- Steal personally identifiable information (PII)
- Change banking details and financial records
- Disrupt business processes
For many organizations, business-critical SAP applications are under the purview of specific industry and governmental regulations, financial, and other compliance requirements. Any enforced controls that are bypassed via exploitation of threats might cause regulatory and compliance deficiencies over critical areas such as data privacy (GDPR or CCPA), financial reporting (Sarbanes-Oxley), or industry-specific regulations (NERC CIP or PCI-DSS).
Having known vulnerabilities and misconfigurations in SAP systems that can allow unauthenticated access and/or the creation of high-privileged user accounts would be a deficiency in IT controls. For organizations that must meet regulatory compliance mandates, this would trigger an audit failure and violate compliance. The result could lead to potential disclosure of the violation, expensive third-party audits and penalties that could include fines and legal action.
Looking Forward: Steps to Take in 2022 for Better SAP Security
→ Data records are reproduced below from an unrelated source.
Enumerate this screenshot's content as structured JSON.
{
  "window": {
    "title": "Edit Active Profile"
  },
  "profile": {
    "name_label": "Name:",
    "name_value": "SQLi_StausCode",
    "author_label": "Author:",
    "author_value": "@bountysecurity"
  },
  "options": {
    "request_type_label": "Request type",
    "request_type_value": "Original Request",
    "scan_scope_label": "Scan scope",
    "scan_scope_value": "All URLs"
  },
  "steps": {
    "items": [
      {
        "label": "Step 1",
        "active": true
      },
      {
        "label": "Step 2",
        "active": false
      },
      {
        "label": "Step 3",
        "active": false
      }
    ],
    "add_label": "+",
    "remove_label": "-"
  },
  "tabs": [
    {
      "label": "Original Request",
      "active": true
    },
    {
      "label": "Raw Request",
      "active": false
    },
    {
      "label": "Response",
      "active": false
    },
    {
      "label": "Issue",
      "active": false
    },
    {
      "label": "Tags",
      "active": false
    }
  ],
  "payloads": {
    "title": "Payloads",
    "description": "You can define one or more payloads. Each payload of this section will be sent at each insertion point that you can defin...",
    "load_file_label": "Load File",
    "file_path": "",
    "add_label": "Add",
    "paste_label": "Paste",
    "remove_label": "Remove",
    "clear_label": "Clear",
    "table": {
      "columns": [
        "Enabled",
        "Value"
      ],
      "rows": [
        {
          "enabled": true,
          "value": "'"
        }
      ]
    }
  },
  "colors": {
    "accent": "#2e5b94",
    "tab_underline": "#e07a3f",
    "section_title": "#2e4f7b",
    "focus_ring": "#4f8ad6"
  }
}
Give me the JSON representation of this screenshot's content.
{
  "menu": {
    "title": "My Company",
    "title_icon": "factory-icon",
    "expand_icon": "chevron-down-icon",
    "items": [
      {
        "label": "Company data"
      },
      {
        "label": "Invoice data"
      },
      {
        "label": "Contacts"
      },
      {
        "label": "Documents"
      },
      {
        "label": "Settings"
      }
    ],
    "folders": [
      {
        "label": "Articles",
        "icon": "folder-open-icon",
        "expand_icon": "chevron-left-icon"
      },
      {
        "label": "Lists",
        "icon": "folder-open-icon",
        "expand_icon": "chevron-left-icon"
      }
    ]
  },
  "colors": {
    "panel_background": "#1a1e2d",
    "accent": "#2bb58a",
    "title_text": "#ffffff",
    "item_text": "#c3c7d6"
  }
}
- Implement a vulnerability management program that specifically targets SAP: Threat actors can exploit vulnerabilities from system configurations, user settings, custom code, and missing patches to gain access to your critical SAP systems. Finding and remediating these vulnerabilities before they can be exploited is essential to protecting your SAP environment.
- Build application security testing into development processes: Incorporating security checks into your SAP development and change management processes allows you to find issues in the shortest possible time. Fixing issues before they hit production is typically easier and less expensive, and helps avoid negative impacts to system security, compliance, performance, or availability.
- Continuously monitor for internal and external threats: SAP is an attractive target for bad actors, both inside and outside the organization. Keeping an eye out for unauthorized changes, misuse, or attack indicators is crucial for identifying this type of malicious behavior early so actions can be taken to prevent serious consequences.
More SAP Security Resources
- Webinar: How to Secure Your Business-Critical SAP Applications Against Modern Ransomware
- Whitepaper: Mitigating the Threat of Ransomware to Business-Critical SAP Applications
- Whitepaper: Active Cyberattacks on Business-Critical SAP Applications